Differences between American and British railway operations and terminology.
Great Britain is a left hand country, for driving and with the railways. Directions on the railways are identified as Up (towards London) and Down (away from London). Railways continue to be measured in miles, and a mile is divided into 80 chains. A chain is 22 yards or 66 feet, one of these units of measure that one sometimes hears the existence of, but rarely sees in actual use.
In Chicago and at other major downtown stations in the United States, train departures are posted and announced by "Track Number". In Britain they use "Platform Number". But even though most platforms are actually between two tracks, two separate platform numbers are used for the two tracks.
The person operating a train is known as a "driver". While the conductor is known as a "guard".
An employee timetable is known as a "working timetable". And the special instructions is known as a "sectional appendix".
A junction station is abbreviated as "Jn.", instead of the North American "Jct."
A "Loop" line is an alternate line which diverges from a main line, and rejoins the main line at an outlying location.
Over the years, signal systems have been modernized in a fashion similar to that in the United States. Older signal systems are manual block, referred to as "absolute block" in Britain. Blocks and interlockings are controlled from signal towers, or known in Britain as "signal boxes". Modern signal systems are "track circuit block", or automatic block.
Beginning around the 1950's, signal boxes were consolidated, with the construction of newer "power signal boxes". These larger signal boxes included windows overlooking a main station controlled by the signal box. But these signal boxes would include multiple work stations, enabling remote control over longer distances. Similar to the Centralized Traffic Control systems in the United States.
In the 1980's, British Rail developed the Integrated Electronic Control Centre (IECC), as an office facility similar to the large dispatching centers in the United States. Similar is the Signalling Control Centre (SCC), established at certain locations. In recent years, Network Rail adopted the state of the art Rail Operating Centre (ROC). With a 30 year project to transition all British signal control to 12 of these regional facilities. Half of these involve upgrading of existing facilities, and half involve completely new buildings.

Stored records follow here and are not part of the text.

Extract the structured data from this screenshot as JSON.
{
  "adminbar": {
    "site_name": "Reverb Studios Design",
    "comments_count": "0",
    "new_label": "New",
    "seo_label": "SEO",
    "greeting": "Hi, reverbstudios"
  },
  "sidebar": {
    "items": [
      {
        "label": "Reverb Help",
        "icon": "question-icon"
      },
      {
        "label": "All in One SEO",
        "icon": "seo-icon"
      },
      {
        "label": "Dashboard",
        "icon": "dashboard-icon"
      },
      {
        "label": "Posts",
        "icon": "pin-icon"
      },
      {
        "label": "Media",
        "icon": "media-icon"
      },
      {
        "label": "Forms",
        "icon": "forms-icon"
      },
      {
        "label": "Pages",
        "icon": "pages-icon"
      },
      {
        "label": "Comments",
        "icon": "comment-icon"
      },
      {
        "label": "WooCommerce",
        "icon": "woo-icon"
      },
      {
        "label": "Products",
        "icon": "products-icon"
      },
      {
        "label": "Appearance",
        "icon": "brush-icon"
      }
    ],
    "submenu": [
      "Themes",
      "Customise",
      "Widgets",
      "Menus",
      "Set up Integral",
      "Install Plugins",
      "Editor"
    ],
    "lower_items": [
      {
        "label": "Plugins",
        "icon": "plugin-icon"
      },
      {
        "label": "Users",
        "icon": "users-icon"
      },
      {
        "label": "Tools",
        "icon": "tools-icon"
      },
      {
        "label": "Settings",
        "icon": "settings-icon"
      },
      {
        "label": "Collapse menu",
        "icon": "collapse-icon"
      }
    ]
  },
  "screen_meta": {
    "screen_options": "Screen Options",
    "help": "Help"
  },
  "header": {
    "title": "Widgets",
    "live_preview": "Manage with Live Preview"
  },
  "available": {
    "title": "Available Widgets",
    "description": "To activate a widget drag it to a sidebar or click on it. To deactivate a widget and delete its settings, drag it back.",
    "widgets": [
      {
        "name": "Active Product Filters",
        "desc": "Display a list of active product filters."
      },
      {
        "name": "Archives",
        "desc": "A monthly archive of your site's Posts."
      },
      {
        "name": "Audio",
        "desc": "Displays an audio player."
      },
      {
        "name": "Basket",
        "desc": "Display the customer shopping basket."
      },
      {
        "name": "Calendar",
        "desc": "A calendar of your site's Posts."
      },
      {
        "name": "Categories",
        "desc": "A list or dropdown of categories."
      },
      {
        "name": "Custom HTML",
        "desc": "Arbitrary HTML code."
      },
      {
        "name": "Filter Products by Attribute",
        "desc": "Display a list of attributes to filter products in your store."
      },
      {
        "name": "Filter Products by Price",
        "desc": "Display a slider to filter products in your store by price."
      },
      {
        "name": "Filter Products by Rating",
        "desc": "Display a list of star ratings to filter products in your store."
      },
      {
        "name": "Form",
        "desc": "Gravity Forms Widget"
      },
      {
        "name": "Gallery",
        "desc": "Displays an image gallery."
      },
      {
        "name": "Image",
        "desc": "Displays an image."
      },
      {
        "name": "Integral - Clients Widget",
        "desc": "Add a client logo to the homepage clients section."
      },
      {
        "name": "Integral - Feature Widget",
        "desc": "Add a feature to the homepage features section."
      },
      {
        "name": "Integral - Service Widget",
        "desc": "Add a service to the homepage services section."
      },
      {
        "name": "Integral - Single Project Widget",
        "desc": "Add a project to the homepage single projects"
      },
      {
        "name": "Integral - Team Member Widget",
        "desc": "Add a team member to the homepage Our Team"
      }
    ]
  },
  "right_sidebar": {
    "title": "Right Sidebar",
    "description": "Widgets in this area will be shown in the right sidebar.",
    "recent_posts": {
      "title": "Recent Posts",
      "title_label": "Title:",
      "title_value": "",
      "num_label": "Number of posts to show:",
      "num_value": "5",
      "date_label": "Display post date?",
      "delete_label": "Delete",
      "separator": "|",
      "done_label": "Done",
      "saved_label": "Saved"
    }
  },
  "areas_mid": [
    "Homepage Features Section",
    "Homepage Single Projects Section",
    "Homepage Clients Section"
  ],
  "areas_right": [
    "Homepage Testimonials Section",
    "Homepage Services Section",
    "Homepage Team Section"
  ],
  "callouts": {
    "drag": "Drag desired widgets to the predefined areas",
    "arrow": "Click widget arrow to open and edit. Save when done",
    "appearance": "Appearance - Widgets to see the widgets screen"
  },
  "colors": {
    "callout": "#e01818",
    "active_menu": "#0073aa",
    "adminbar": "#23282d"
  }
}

Signal boxes are indicated on some of the Google Maps covering London and southeast England. A simple building indicates a traditional signal box. An encased building indicates a power signal box, controlling a more widespread area. A computer screen indicates a more modern Control Centre.
Despite the adoption of these modern signal systems, bidirectional signaling is rare on multiple track lines in Britain. When one track is out of service and "single line working" is required, a "pilotman" is delegated to ride back and forth through the section and supervise movements.
Traditionally on a single track line, or "single line", the driver must be handed a "token" by the signal operator. A token dispenser would be at the signal box at each end of a segment. And these token dispensers would be electrically connected and interlocked, so that only one token could be out at a time. But newer operating methods have been developed to eliminate the use of tokens. For short branch lines, a "one train working" operating method is sometimes used.
The Signal Box
Link to an informative web site, with further information on British signaling.